Online Shopping in a Nut Shell, or the Demise of Man
I often think about consumerism, product design, and the Internet.
Amazon.com represents for me the epitome of efficient consumerism. Nothing is more convenient and easy, and much of the Internet is built around making them more successful and taking advantage of mindless moments. An excellent example of the relationship between websites and amazon is Lifehacker.com and Amazon.com.
Step 1. A Moment of Boredom/A Moment of Distraction
I wanted to take a break, so I went to a fun site: lifehacker.com. Sometimes, I learn something interesting, but most of the time — I always find something I want (don’t click it, you will buy something!)
Tips and downloads for getting things donelifehacker.com
Step 2: Stumble Upon an Attention Grabber that Resonates, or the Joy of Scrolling Down a Website
I have lower back pain, my Mom has lower back pain, and so does everyone else — so when I saw this “article” — I immediately was curious. Clearly, this new toy is a need — not a want.
Most websites disguise themselves as life changing libraries of content with life changing products to improve/make better/enjoy your life. We adults have graduated from candy stores to the Internet.
Step 3: Make Him an Offer He Can’t Refuse
Selling point #1: If you don’t buy this, you will die.
Inevitably, my lizard brain is now afraid because I sit for 10 hours a day. Luckily, Lifehacker.com has kindly provided a blood red infographic about my demise…

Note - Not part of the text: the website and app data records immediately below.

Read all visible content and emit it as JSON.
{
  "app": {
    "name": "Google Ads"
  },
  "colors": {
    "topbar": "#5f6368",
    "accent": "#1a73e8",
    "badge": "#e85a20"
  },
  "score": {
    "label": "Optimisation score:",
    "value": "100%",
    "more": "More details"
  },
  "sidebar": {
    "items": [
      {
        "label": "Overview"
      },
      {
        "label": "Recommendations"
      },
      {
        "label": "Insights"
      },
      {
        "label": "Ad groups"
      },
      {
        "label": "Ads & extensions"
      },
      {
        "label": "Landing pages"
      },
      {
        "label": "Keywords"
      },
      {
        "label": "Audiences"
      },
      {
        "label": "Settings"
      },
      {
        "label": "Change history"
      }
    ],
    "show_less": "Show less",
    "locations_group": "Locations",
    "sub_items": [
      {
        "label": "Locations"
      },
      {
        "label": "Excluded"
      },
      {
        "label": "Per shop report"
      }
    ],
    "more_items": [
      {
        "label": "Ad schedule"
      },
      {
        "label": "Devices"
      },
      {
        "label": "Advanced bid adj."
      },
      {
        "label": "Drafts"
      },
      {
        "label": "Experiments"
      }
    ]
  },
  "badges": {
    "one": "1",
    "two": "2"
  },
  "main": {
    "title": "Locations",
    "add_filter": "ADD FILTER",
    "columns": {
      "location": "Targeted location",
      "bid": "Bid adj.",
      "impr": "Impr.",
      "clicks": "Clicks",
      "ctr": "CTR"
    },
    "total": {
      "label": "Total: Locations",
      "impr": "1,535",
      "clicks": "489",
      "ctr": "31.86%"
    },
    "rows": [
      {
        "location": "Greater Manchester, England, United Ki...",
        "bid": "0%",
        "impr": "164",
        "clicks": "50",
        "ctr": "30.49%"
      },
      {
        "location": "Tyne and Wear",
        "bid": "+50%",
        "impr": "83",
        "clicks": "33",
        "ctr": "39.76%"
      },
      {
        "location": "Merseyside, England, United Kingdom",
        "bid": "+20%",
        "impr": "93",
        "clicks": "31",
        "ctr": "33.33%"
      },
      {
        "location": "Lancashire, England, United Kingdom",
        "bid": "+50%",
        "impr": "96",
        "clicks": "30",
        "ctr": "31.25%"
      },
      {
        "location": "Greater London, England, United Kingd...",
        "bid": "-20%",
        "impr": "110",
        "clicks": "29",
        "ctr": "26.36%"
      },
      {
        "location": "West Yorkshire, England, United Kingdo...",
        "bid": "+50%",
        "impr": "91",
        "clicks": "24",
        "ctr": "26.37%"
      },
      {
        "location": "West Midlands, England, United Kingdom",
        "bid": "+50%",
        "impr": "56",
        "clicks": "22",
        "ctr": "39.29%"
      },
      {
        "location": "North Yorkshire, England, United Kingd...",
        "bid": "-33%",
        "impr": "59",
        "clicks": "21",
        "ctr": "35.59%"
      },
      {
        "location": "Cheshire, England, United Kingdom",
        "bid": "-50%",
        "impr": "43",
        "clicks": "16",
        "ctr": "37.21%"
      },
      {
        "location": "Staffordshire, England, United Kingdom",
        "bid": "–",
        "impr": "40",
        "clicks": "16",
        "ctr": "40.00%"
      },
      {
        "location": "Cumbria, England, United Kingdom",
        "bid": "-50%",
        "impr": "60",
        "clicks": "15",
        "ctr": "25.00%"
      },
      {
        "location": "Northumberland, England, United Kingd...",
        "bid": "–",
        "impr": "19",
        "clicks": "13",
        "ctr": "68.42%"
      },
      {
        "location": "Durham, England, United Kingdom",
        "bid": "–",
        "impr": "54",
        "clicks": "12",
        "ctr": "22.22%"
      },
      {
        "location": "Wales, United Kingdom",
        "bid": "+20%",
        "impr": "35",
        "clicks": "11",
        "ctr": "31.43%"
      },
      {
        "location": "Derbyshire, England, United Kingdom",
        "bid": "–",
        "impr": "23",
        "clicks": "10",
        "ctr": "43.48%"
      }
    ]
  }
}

Selling point #2: The Social Pressure — Everybody Else Loves This.
9,000 other Amazon Reviews say this is awesome — this cushion for my bottom must be amazing.
Selling point #3: The price is AMAZING.
By the time I got to the price, I had lost all sense of value.
Luckily, I didn’t fall for this trap — instead, I wrote this down to understand what my experience. And, in fact, I realize that I simply need to block lifehacker.com, which may be the ultimate life hack.